> **What is expected**
When the word "chevron" appears in a line of the data below, list that line.

Items from a dataset:
—————

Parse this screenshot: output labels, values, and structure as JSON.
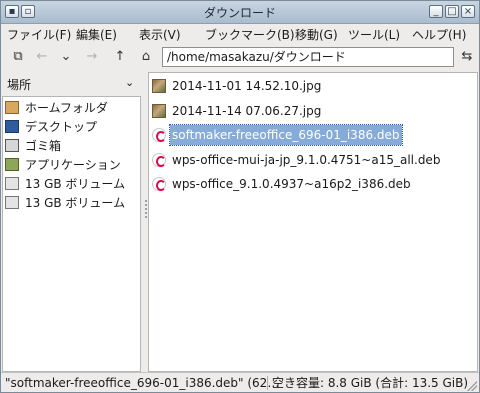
{
  "window": {
    "title": "ダウンロード"
  },
  "menubar": {
    "file": "ファイル(F)",
    "edit": "編集(E)",
    "view": "表示(V)",
    "bookmarks": "ブックマーク(B)",
    "go": "移動(G)",
    "tools": "ツール(L)",
    "help": "ヘルプ(H)"
  },
  "toolbar": {
    "path": "/home/masakazu/ダウンロード"
  },
  "sidebar": {
    "header": "場所",
    "items": [
      {
        "label": "ホームフォルダ",
        "icon": "home-folder-icon"
      },
      {
        "label": "デスクトップ",
        "icon": "desktop-icon"
      },
      {
        "label": "ゴミ箱",
        "icon": "trash-icon"
      },
      {
        "label": "アプリケーション",
        "icon": "applications-icon"
      },
      {
        "label": "13 GB ボリューム",
        "icon": "drive-icon"
      },
      {
        "label": "13 GB ボリューム",
        "icon": "drive-icon"
      }
    ]
  },
  "files": [
    {
      "name": "2014-11-01 14.52.10.jpg",
      "icon": "image-file-icon",
      "selected": false
    },
    {
      "name": "2014-11-14 07.06.27.jpg",
      "icon": "image-file-icon",
      "selected": false
    },
    {
      "name": "softmaker-freeoffice_696-01_i386.deb",
      "icon": "deb-package-icon",
      "selected": true
    },
    {
      "name": "wps-office-mui-ja-jp_9.1.0.4751~a15_all.deb",
      "icon": "deb-package-icon",
      "selected": false
    },
    {
      "name": "wps-office_9.1.0.4937~a16p2_i386.deb",
      "icon": "deb-package-icon",
      "selected": false
    }
  ],
  "status": {
    "selection": "\"softmaker-freeoffice_696-01_i386.deb\" (62…",
    "space": "空き容量: 8.8 GiB (合計: 13.5 GiB)"
  }
}
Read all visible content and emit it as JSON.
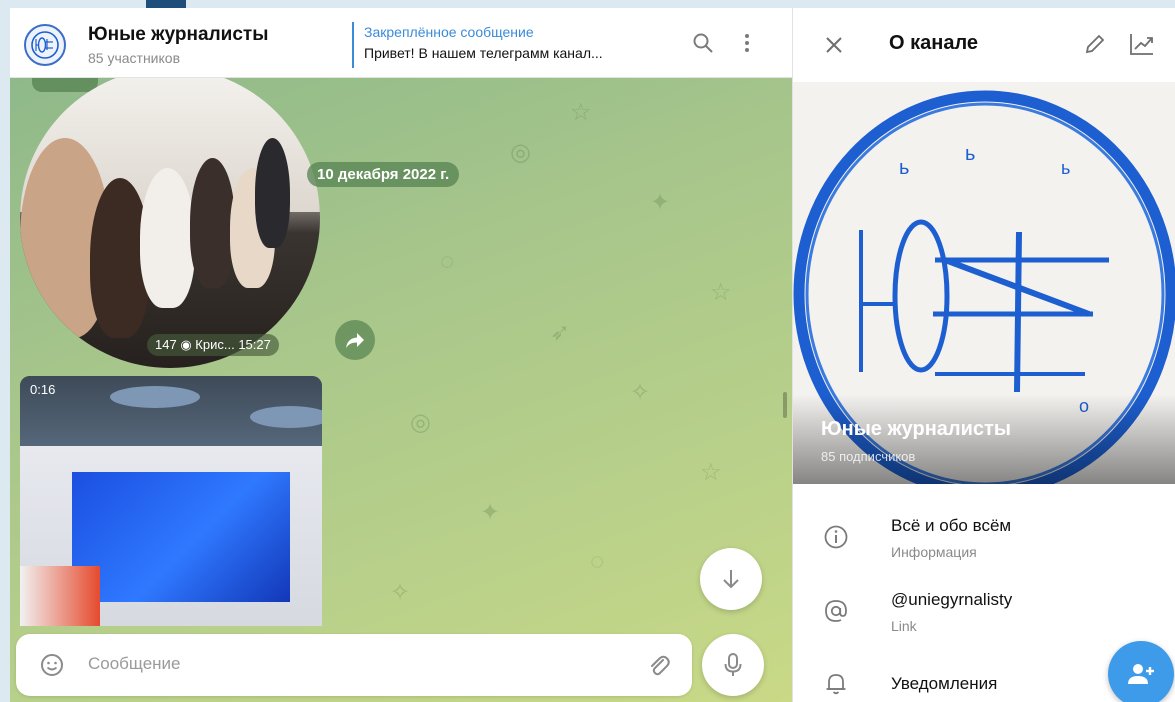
{
  "chat": {
    "title": "Юные журналисты",
    "subtitle": "85 участников",
    "pinned": {
      "title": "Закреплённое сообщение",
      "text": "Привет! В нашем телеграмм канал..."
    },
    "date_label": "10 декабря 2022 г.",
    "round_video": {
      "views": "147",
      "author": "Крис...",
      "time": "15:27"
    },
    "video": {
      "duration": "0:16"
    },
    "input": {
      "placeholder": "Сообщение",
      "value": ""
    },
    "icons": {
      "search": "search-icon",
      "menu": "more-vertical-icon",
      "share": "share-icon",
      "scroll_down": "arrow-down-icon",
      "emoji": "emoji-icon",
      "attach": "paperclip-icon",
      "mic": "microphone-icon"
    }
  },
  "info_panel": {
    "title": "О канале",
    "channel_name": "Юные журналисты",
    "subscribers": "85 подписчиков",
    "rows": [
      {
        "main": "Всё и обо всём",
        "sub": "Информация",
        "icon": "info-icon"
      },
      {
        "main": "@uniegyrnalisty",
        "sub": "Link",
        "icon": "at-icon"
      },
      {
        "main": "Уведомления",
        "sub": "",
        "icon": "bell-icon"
      }
    ],
    "icons": {
      "close": "close-icon",
      "edit": "pencil-icon",
      "stats": "statistics-icon",
      "fab": "add-user-icon"
    }
  },
  "colors": {
    "accent": "#3a8bd8",
    "fab": "#3d9be9",
    "chat_background": "#a9c78b",
    "logo_blue": "#1d5fd0"
  }
}
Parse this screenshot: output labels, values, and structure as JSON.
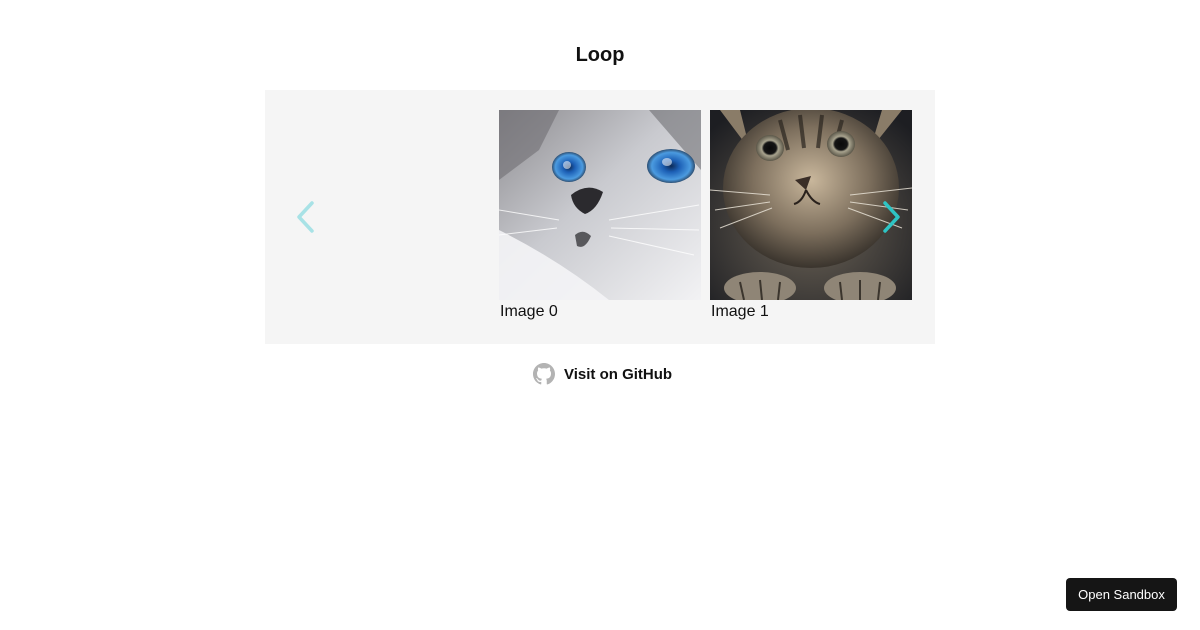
{
  "page": {
    "title": "Loop"
  },
  "carousel": {
    "prev_icon": "chevron-left-icon",
    "next_icon": "chevron-right-icon",
    "slides": [
      {
        "caption": "Image 0",
        "image": "white-kitten-blue-eyes-photo"
      },
      {
        "caption": "Image 1",
        "image": "tabby-kitten-photo"
      }
    ]
  },
  "github": {
    "icon": "github-icon",
    "label": "Visit on GitHub"
  },
  "sandbox": {
    "label": "Open Sandbox"
  },
  "colors": {
    "carousel_background": "#f5f5f5",
    "arrow_inactive": "#a8e2e6",
    "arrow_active": "#2ec4c4",
    "button_background": "#151515"
  }
}
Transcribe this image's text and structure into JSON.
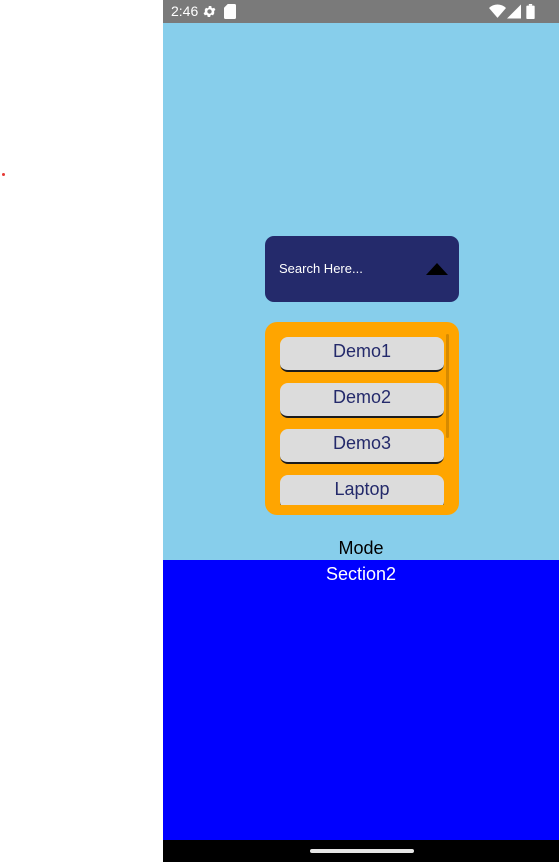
{
  "status_bar": {
    "time": "2:46",
    "icons": [
      "settings-gear-icon",
      "sd-card-icon",
      "wifi-icon",
      "signal-icon",
      "battery-icon"
    ]
  },
  "search": {
    "placeholder": "Search Here...",
    "toggle_icon": "caret-up-icon"
  },
  "dropdown": {
    "items": [
      {
        "label": "Demo1"
      },
      {
        "label": "Demo2"
      },
      {
        "label": "Demo3"
      },
      {
        "label": "Laptop"
      }
    ]
  },
  "labels": {
    "mode": "Mode",
    "section2": "Section2"
  },
  "colors": {
    "background": "#87ceeb",
    "search_bg": "#242a6b",
    "dropdown_bg": "#ffa500",
    "item_bg": "#dcdcdc",
    "section2_bg": "#0000ff",
    "status_bar": "#7a7a7a"
  }
}
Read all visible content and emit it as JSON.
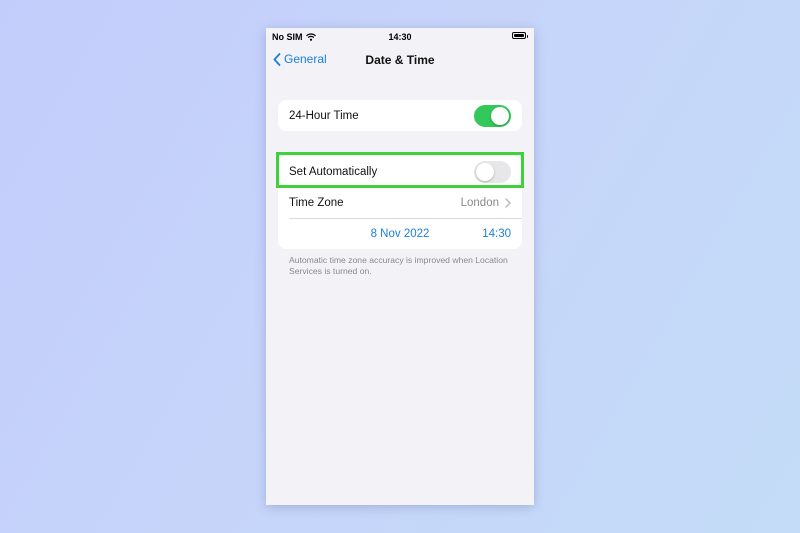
{
  "status_bar": {
    "carrier": "No SIM",
    "time": "14:30"
  },
  "nav": {
    "back_label": "General",
    "title": "Date & Time"
  },
  "settings": {
    "hour24": {
      "label": "24-Hour Time",
      "on": true
    },
    "set_automatically": {
      "label": "Set Automatically",
      "on": false
    },
    "time_zone": {
      "label": "Time Zone",
      "value": "London"
    },
    "date": "8 Nov 2022",
    "time": "14:30"
  },
  "footnote": "Automatic time zone accuracy is improved when Location Services is turned on.",
  "colors": {
    "accent": "#1a7fe0",
    "toggle_on": "#34c759",
    "highlight": "#3fd13a"
  },
  "icons": [
    "wifi-icon",
    "battery-icon",
    "chevron-left-icon",
    "chevron-right-icon"
  ]
}
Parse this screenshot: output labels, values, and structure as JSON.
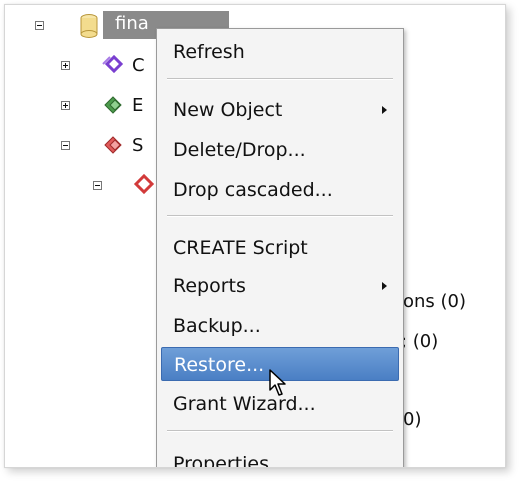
{
  "tree": {
    "root_label": "fina",
    "rows": [
      {
        "partial": "C"
      },
      {
        "partial": "E"
      },
      {
        "partial": "S"
      }
    ],
    "behind_menu": [
      {
        "text": "ons (0)"
      },
      {
        "text": "; (0)"
      },
      {
        "text": "0)"
      }
    ]
  },
  "menu": {
    "items": [
      {
        "label": "Refresh"
      },
      {
        "label": "New Object"
      },
      {
        "label": "Delete/Drop..."
      },
      {
        "label": "Drop cascaded..."
      },
      {
        "label": "CREATE Script"
      },
      {
        "label": "Reports"
      },
      {
        "label": "Backup..."
      },
      {
        "label": "Restore..."
      },
      {
        "label": "Grant Wizard..."
      },
      {
        "label": "Properties..."
      }
    ],
    "highlighted": "Restore..."
  },
  "colors": {
    "selection": "#4a7fc4",
    "tree_selection": "#8a8a8a",
    "menu_bg": "#f4f4f4"
  },
  "icons": {
    "database": "database-icon",
    "catalogs": "catalogs-icon",
    "event_triggers": "event-triggers-icon",
    "schemas": "schemas-icon",
    "schema": "schema-icon"
  }
}
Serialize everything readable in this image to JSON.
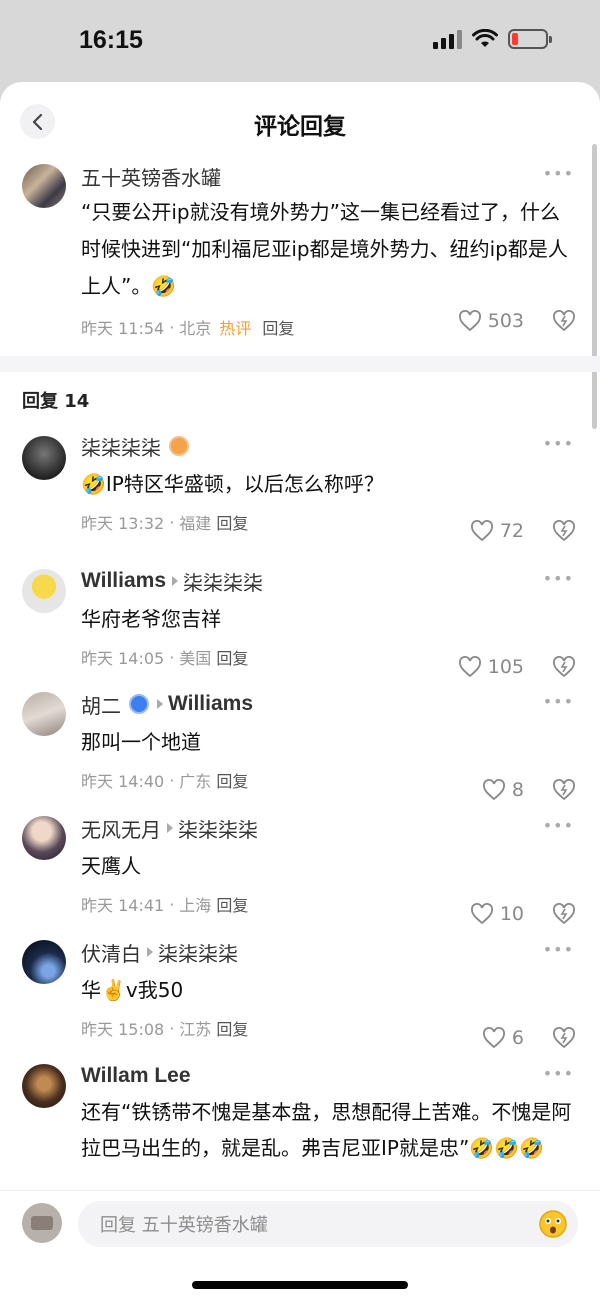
{
  "status": {
    "time": "16:15"
  },
  "header": {
    "title": "评论回复"
  },
  "main_comment": {
    "author": "五十英镑香水罐",
    "text": "“只要公开ip就没有境外势力”这一集已经看过了，什么时候快进到“加利福尼亚ip都是境外势力、纽约ip都是人上人”。🤣",
    "time": "昨天 11:54",
    "location": "北京",
    "hot_label": "热评",
    "reply_label": "回复",
    "likes": "503"
  },
  "replies_header": "回复 14",
  "replies": [
    {
      "author": "柒柒柒柒",
      "target": "",
      "text": "🤣IP特区华盛顿，以后怎么称呼？",
      "time": "昨天 13:32",
      "location": "福建",
      "reply_label": "回复",
      "likes": "72"
    },
    {
      "author": "Williams",
      "target": "柒柒柒柒",
      "text": "华府老爷您吉祥",
      "time": "昨天 14:05",
      "location": "美国",
      "reply_label": "回复",
      "likes": "105"
    },
    {
      "author": "胡二",
      "target": "Williams",
      "text": "那叫一个地道",
      "time": "昨天 14:40",
      "location": "广东",
      "reply_label": "回复",
      "likes": "8"
    },
    {
      "author": "无风无月",
      "target": "柒柒柒柒",
      "text": "天鹰人",
      "time": "昨天 14:41",
      "location": "上海",
      "reply_label": "回复",
      "likes": "10"
    },
    {
      "author": "伏清白",
      "target": "柒柒柒柒",
      "text": "华✌️v我50",
      "time": "昨天 15:08",
      "location": "江苏",
      "reply_label": "回复",
      "likes": "6"
    },
    {
      "author": "Willam Lee",
      "target": "",
      "text": "还有“铁锈带不愧是基本盘，思想配得上苦难。不愧是阿拉巴马出生的，就是乱。弗吉尼亚IP就是忠”🤣🤣🤣",
      "time": "",
      "location": "",
      "reply_label": "",
      "likes": ""
    }
  ],
  "bottom": {
    "placeholder": "回复 五十英镑香水罐"
  },
  "colors": {
    "hot": "#f2a12a",
    "accent_blue": "#3d7ef0",
    "battery_low": "#ff3b30"
  }
}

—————

> **Exercise response**
    "prev_icon": "chevron-left-icon",
    "next_icon": "chevron-right-icon",
    "chevron-left-icon",
    "chevron-right-icon"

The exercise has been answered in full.